[Dataset rows for apps and sites]
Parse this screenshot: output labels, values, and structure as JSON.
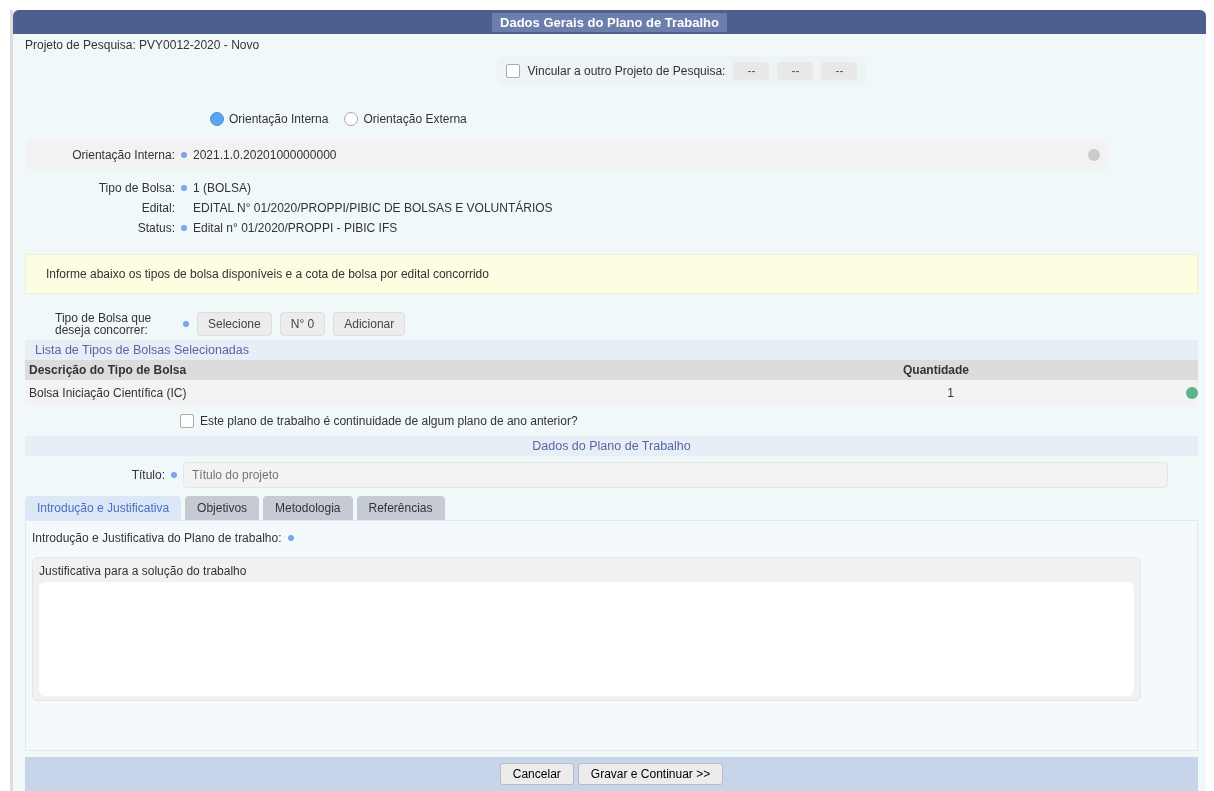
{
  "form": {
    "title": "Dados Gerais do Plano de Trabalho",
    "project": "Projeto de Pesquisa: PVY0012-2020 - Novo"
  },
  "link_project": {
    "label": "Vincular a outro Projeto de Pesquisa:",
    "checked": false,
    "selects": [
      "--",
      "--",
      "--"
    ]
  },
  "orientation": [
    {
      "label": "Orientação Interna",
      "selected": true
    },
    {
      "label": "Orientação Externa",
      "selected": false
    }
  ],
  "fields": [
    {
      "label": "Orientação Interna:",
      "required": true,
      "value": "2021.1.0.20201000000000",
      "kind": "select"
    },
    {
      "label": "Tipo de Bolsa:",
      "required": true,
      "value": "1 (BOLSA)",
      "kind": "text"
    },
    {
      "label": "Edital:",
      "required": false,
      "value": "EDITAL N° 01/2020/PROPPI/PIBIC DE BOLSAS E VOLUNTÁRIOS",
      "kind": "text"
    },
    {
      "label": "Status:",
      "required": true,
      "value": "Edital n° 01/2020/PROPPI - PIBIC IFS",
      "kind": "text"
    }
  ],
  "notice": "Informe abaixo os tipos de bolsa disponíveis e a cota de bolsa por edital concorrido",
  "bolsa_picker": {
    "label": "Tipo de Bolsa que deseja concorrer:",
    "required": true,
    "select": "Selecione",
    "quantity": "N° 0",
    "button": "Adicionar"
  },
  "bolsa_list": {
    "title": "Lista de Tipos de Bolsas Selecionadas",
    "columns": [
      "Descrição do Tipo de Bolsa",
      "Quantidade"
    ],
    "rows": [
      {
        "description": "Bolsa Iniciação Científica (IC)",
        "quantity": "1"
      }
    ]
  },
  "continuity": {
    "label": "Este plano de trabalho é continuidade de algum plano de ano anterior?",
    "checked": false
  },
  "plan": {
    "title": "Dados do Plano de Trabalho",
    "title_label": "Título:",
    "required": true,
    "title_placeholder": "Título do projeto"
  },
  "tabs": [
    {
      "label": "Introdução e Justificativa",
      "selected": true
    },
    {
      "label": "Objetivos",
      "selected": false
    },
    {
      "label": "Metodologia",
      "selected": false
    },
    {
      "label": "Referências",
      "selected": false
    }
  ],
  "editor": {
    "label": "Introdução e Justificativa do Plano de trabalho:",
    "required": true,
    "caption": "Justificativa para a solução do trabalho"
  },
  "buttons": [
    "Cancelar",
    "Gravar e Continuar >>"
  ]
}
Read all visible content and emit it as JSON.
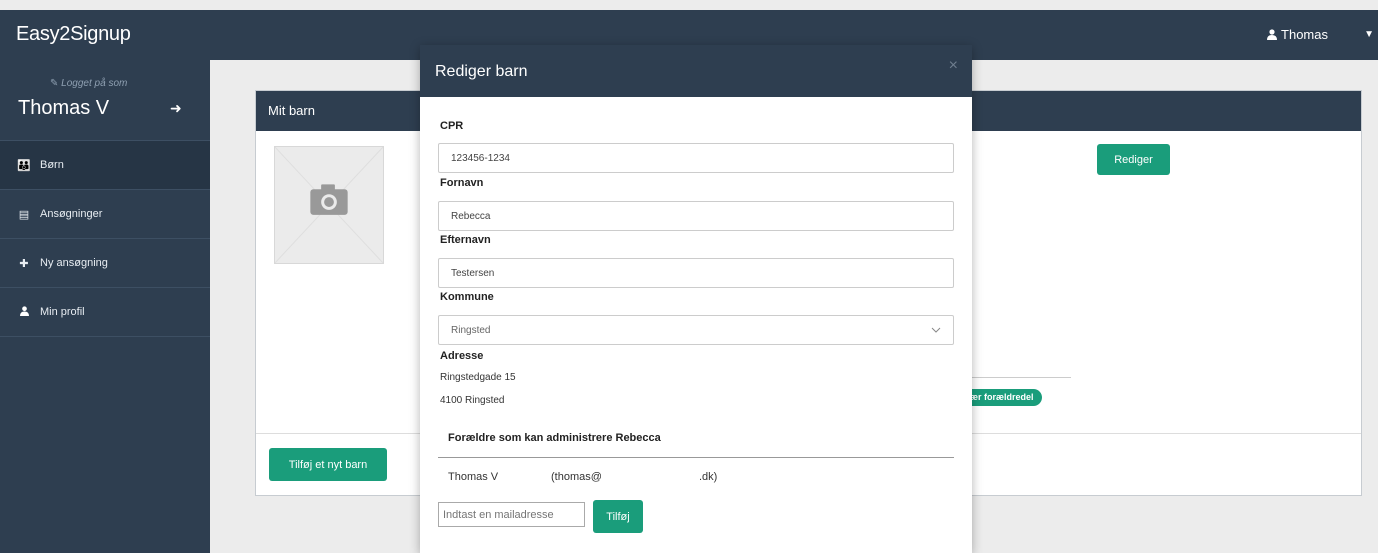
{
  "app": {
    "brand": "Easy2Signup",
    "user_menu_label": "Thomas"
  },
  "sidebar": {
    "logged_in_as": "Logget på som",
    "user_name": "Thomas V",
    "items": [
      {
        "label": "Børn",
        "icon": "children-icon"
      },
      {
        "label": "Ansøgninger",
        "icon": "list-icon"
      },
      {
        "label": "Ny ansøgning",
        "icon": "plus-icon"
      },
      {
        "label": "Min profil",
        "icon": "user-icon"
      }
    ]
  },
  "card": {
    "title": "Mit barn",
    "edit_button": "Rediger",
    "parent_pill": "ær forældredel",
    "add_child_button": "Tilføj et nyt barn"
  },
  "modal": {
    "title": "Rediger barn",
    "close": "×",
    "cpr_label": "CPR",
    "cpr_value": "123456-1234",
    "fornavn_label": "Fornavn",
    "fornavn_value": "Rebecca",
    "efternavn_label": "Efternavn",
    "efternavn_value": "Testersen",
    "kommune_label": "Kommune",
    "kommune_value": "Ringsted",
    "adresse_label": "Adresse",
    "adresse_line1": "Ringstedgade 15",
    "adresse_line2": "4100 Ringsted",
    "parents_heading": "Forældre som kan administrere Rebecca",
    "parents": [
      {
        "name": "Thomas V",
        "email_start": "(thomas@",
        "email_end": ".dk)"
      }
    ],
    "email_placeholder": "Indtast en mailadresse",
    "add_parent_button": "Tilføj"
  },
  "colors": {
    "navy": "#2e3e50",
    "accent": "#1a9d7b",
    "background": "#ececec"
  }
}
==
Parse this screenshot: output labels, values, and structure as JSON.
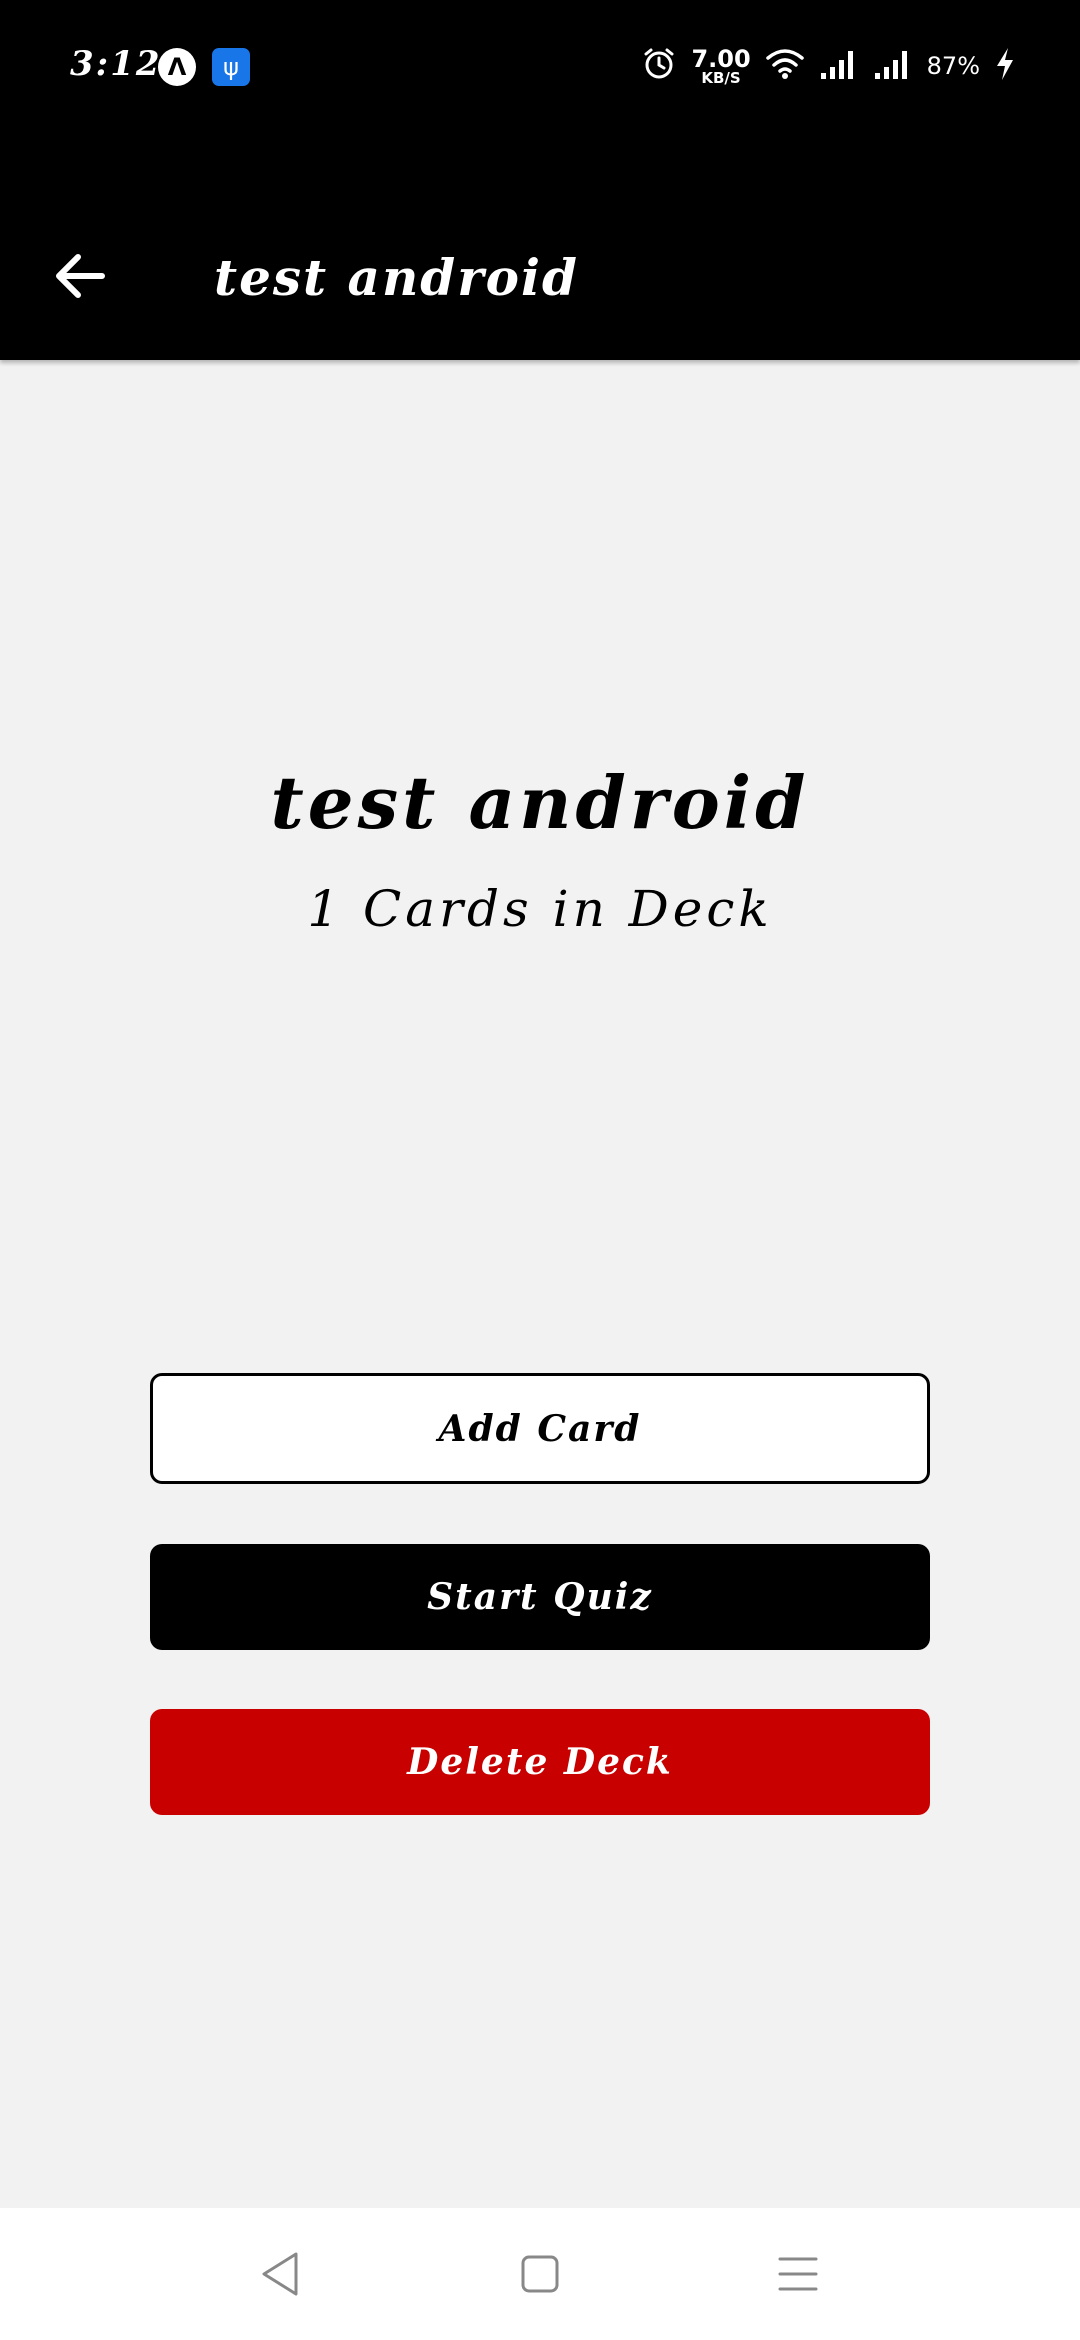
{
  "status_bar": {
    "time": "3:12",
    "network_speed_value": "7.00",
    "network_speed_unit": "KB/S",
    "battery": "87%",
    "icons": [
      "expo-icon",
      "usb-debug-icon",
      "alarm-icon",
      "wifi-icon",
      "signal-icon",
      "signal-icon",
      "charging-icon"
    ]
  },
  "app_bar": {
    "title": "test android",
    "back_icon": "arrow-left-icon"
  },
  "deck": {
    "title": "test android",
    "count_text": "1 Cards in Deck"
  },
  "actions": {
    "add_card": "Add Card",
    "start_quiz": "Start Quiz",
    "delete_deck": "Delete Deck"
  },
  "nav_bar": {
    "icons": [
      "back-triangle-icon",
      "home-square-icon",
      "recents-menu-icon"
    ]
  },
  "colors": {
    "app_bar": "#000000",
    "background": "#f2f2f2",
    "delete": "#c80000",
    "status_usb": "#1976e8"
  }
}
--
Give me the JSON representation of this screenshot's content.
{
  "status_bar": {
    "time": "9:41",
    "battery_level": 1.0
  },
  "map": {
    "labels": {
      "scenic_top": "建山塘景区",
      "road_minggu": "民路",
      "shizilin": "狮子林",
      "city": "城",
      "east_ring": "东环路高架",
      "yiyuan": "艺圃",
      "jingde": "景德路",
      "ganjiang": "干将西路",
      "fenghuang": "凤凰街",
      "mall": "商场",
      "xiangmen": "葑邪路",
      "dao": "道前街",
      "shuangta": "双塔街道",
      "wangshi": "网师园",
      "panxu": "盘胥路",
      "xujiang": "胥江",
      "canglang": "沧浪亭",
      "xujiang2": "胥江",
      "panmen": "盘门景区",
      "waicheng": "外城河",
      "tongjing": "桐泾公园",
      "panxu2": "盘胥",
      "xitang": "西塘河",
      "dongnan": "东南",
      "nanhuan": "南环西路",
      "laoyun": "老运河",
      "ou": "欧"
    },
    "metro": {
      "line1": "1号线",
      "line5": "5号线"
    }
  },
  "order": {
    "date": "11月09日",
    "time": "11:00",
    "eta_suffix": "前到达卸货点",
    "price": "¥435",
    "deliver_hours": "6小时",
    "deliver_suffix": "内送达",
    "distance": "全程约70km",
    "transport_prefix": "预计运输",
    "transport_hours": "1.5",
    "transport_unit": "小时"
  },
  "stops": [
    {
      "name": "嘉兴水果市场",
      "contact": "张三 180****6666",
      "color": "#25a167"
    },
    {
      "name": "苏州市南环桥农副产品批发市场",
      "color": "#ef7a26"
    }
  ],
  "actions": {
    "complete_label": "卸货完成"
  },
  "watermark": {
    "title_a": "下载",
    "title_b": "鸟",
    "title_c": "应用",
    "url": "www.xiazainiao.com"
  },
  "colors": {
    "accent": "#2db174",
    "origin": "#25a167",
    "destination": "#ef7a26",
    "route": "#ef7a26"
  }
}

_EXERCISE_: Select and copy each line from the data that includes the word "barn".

_SOLVED EXERCISE_:
    "title": "Mit barn",
    "add_child_button": "Tilføj et nyt barn"
    "title": "Rediger barn",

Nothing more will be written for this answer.